**Interface dataset entries:**

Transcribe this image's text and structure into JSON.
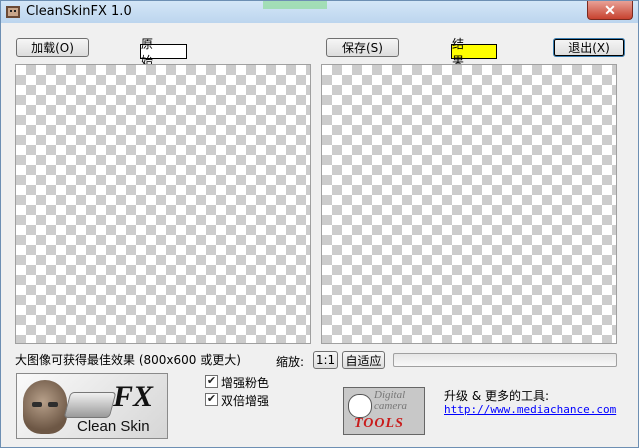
{
  "window": {
    "title": "CleanSkinFX 1.0",
    "close_symbol": "✕"
  },
  "buttons": {
    "load": "加载(O)",
    "save": "保存(S)",
    "exit": "退出(X)",
    "zoom_1to1": "1:1",
    "fit": "自适应"
  },
  "labels": {
    "original": "原 始",
    "result": "结 果",
    "result_bg_color": "#ffff00"
  },
  "status": {
    "hint": "大图像可获得最佳效果 (800x600 或更大)",
    "zoom_label": "缩放:"
  },
  "progress": {
    "value": 0
  },
  "options": [
    {
      "label": "增强粉色",
      "checked": true
    },
    {
      "label": "双倍增强",
      "checked": true
    }
  ],
  "logo": {
    "fx": "FX",
    "name": "Clean Skin"
  },
  "dct_logo": {
    "line1": "Digital",
    "line2": "camera",
    "tools": "TOOLS"
  },
  "promo": {
    "text": "升级 & 更多的工具:",
    "url": "http://www.mediachance.com"
  },
  "colors": {
    "checker_dark": "#cccccc",
    "checker_light": "#ffffff",
    "link": "#0000ff"
  }
}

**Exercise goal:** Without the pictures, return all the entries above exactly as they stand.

**Response area:**
Transcribe this image's text and structure into JSON.
{
  "window": {
    "title": "CleanSkinFX 1.0",
    "close_symbol": "✕"
  },
  "buttons": {
    "load": "加载(O)",
    "save": "保存(S)",
    "exit": "退出(X)",
    "zoom_1to1": "1:1",
    "fit": "自适应"
  },
  "labels": {
    "original": "原 始",
    "result": "结 果",
    "result_bg_color": "#ffff00"
  },
  "status": {
    "hint": "大图像可获得最佳效果 (800x600 或更大)",
    "zoom_label": "缩放:"
  },
  "progress": {
    "value": 0
  },
  "options": [
    {
      "label": "增强粉色",
      "checked": true
    },
    {
      "label": "双倍增强",
      "checked": true
    }
  ],
  "logo": {
    "fx": "FX",
    "name": "Clean Skin"
  },
  "dct_logo": {
    "line1": "Digital",
    "line2": "camera",
    "tools": "TOOLS"
  },
  "promo": {
    "text": "升级 & 更多的工具:",
    "url": "http://www.mediachance.com"
  },
  "colors": {
    "checker_dark": "#cccccc",
    "checker_light": "#ffffff",
    "link": "#0000ff"
  }
}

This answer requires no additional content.